▸ Work item
Output the material exactly, with every line intact.

▸ Recorded information
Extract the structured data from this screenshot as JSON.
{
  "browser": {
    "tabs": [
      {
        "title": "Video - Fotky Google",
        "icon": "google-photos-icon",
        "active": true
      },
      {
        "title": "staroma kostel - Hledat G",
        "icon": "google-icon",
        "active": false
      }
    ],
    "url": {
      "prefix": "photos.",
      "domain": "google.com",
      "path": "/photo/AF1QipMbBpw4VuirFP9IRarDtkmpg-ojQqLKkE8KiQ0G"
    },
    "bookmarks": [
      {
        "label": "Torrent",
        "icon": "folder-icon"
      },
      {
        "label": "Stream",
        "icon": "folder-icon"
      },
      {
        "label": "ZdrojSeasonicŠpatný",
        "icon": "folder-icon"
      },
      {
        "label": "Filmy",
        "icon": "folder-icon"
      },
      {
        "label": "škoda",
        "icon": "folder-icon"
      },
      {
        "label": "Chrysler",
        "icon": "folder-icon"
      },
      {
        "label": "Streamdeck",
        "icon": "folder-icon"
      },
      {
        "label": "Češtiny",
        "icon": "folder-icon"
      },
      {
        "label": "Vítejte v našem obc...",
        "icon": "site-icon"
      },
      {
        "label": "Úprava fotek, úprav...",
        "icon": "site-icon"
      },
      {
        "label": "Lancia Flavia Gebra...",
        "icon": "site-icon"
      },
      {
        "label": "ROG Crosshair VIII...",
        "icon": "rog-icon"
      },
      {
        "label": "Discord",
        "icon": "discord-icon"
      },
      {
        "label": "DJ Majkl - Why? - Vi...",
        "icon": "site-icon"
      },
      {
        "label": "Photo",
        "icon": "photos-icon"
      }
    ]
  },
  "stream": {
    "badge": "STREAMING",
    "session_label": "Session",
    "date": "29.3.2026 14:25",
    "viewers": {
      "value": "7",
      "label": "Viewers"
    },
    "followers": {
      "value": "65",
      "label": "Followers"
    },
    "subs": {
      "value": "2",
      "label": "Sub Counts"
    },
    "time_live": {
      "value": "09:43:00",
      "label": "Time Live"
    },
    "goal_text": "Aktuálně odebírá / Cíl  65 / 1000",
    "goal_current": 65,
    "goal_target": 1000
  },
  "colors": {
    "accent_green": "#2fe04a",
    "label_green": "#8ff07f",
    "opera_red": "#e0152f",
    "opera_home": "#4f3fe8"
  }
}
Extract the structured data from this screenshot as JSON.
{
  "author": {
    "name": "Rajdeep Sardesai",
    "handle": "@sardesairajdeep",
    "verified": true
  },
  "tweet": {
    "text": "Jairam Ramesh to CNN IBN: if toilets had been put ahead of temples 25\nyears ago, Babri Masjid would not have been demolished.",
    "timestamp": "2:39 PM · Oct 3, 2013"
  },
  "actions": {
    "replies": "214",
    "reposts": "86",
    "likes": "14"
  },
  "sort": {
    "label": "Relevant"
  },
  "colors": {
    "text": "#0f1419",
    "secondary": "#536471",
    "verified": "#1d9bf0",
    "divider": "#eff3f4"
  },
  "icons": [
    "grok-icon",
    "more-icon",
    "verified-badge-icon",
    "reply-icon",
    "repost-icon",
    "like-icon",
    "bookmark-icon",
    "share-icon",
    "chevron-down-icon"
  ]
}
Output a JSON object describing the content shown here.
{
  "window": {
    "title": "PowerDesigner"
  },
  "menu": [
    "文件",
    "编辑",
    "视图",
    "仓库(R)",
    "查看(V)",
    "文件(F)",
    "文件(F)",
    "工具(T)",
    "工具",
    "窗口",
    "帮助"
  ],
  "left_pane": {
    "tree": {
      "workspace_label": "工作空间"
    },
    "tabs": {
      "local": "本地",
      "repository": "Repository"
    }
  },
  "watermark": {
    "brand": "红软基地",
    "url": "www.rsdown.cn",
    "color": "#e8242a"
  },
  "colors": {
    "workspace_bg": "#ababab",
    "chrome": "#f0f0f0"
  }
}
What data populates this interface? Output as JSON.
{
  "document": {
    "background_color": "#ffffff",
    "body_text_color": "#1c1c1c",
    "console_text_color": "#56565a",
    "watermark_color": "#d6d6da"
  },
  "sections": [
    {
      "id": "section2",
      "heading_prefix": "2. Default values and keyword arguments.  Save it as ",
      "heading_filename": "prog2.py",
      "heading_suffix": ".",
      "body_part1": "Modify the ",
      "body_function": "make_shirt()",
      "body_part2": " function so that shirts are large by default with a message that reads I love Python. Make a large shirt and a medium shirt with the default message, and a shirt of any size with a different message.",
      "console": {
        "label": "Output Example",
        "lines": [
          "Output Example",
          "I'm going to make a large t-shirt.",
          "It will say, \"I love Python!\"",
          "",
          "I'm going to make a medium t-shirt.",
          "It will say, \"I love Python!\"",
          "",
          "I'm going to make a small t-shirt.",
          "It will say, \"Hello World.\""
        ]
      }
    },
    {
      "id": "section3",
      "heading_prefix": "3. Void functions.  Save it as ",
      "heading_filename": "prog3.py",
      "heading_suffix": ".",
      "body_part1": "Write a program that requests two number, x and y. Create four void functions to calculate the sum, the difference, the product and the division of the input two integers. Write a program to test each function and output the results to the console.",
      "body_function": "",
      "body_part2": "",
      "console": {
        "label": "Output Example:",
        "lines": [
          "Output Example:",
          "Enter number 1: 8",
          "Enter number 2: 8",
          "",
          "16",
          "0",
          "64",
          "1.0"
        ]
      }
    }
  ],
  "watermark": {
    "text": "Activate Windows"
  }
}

▸ Result
Extract the structured data from this screenshot as JSON.
{
  "browser": {
    "tabs": [
      {
        "title": "Video - Fotky Google",
        "icon": "google-photos-icon",
        "active": true
      },
      {
        "title": "staroma kostel - Hledat G",
        "icon": "google-icon",
        "active": false
      }
    ],
    "url": {
      "prefix": "photos.",
      "domain": "google.com",
      "path": "/photo/AF1QipMbBpw4VuirFP9IRarDtkmpg-ojQqLKkE8KiQ0G"
    },
    "bookmarks": [
      {
        "label": "Torrent",
        "icon": "folder-icon"
      },
      {
        "label": "Stream",
        "icon": "folder-icon"
      },
      {
        "label": "ZdrojSeasonicŠpatný",
        "icon": "folder-icon"
      },
      {
        "label": "Filmy",
        "icon": "folder-icon"
      },
      {
        "label": "škoda",
        "icon": "folder-icon"
      },
      {
        "label": "Chrysler",
        "icon": "folder-icon"
      },
      {
        "label": "Streamdeck",
        "icon": "folder-icon"
      },
      {
        "label": "Češtiny",
        "icon": "folder-icon"
      },
      {
        "label": "Vítejte v našem obc...",
        "icon": "site-icon"
      },
      {
        "label": "Úprava fotek, úprav...",
        "icon": "site-icon"
      },
      {
        "label": "Lancia Flavia Gebra...",
        "icon": "site-icon"
      },
      {
        "label": "ROG Crosshair VIII...",
        "icon": "rog-icon"
      },
      {
        "label": "Discord",
        "icon": "discord-icon"
      },
      {
        "label": "DJ Majkl - Why? - Vi...",
        "icon": "site-icon"
      },
      {
        "label": "Photo",
        "icon": "photos-icon"
      }
    ]
  },
  "stream": {
    "badge": "STREAMING",
    "session_label": "Session",
    "date": "29.3.2026 14:25",
    "viewers": {
      "value": "7",
      "label": "Viewers"
    },
    "followers": {
      "value": "65",
      "label": "Followers"
    },
    "subs": {
      "value": "2",
      "label": "Sub Counts"
    },
    "time_live": {
      "value": "09:43:00",
      "label": "Time Live"
    },
    "goal_text": "Aktuálně odebírá / Cíl  65 / 1000",
    "goal_current": 65,
    "goal_target": 1000
  },
  "colors": {
    "accent_green": "#2fe04a",
    "label_green": "#8ff07f",
    "opera_red": "#e0152f",
    "opera_home": "#4f3fe8"
  }
}
Extract the structured data from this screenshot as JSON.
{
  "author": {
    "name": "Rajdeep Sardesai",
    "handle": "@sardesairajdeep",
    "verified": true
  },
  "tweet": {
    "text": "Jairam Ramesh to CNN IBN: if toilets had been put ahead of temples 25\nyears ago, Babri Masjid would not have been demolished.",
    "timestamp": "2:39 PM · Oct 3, 2013"
  },
  "actions": {
    "replies": "214",
    "reposts": "86",
    "likes": "14"
  },
  "sort": {
    "label": "Relevant"
  },
  "colors": {
    "text": "#0f1419",
    "secondary": "#536471",
    "verified": "#1d9bf0",
    "divider": "#eff3f4"
  },
  "icons": [
    "grok-icon",
    "more-icon",
    "verified-badge-icon",
    "reply-icon",
    "repost-icon",
    "like-icon",
    "bookmark-icon",
    "share-icon",
    "chevron-down-icon"
  ]
}
Output a JSON object describing the content shown here.
{
  "window": {
    "title": "PowerDesigner"
  },
  "menu": [
    "文件",
    "编辑",
    "视图",
    "仓库(R)",
    "查看(V)",
    "文件(F)",
    "文件(F)",
    "工具(T)",
    "工具",
    "窗口",
    "帮助"
  ],
  "left_pane": {
    "tree": {
      "workspace_label": "工作空间"
    },
    "tabs": {
      "local": "本地",
      "repository": "Repository"
    }
  },
  "watermark": {
    "brand": "红软基地",
    "url": "www.rsdown.cn",
    "color": "#e8242a"
  },
  "colors": {
    "workspace_bg": "#ababab",
    "chrome": "#f0f0f0"
  }
}
What data populates this interface? Output as JSON.
{
  "document": {
    "background_color": "#ffffff",
    "body_text_color": "#1c1c1c",
    "console_text_color": "#56565a",
    "watermark_color": "#d6d6da"
  },
  "sections": [
    {
      "id": "section2",
      "heading_prefix": "2. Default values and keyword arguments.  Save it as ",
      "heading_filename": "prog2.py",
      "heading_suffix": ".",
      "body_part1": "Modify the ",
      "body_function": "make_shirt()",
      "body_part2": " function so that shirts are large by default with a message that reads I love Python. Make a large shirt and a medium shirt with the default message, and a shirt of any size with a different message.",
      "console": {
        "label": "Output Example",
        "lines": [
          "Output Example",
          "I'm going to make a large t-shirt.",
          "It will say, \"I love Python!\"",
          "",
          "I'm going to make a medium t-shirt.",
          "It will say, \"I love Python!\"",
          "",
          "I'm going to make a small t-shirt.",
          "It will say, \"Hello World.\""
        ]
      }
    },
    {
      "id": "section3",
      "heading_prefix": "3. Void functions.  Save it as ",
      "heading_filename": "prog3.py",
      "heading_suffix": ".",
      "body_part1": "Write a program that requests two number, x and y. Create four void functions to calculate the sum, the difference, the product and the division of the input two integers. Write a program to test each function and output the results to the console.",
      "body_function": "",
      "body_part2": "",
      "console": {
        "label": "Output Example:",
        "lines": [
          "Output Example:",
          "Enter number 1: 8",
          "Enter number 2: 8",
          "",
          "16",
          "0",
          "64",
          "1.0"
        ]
      }
    }
  ],
  "watermark": {
    "text": "Activate Windows"
  }
}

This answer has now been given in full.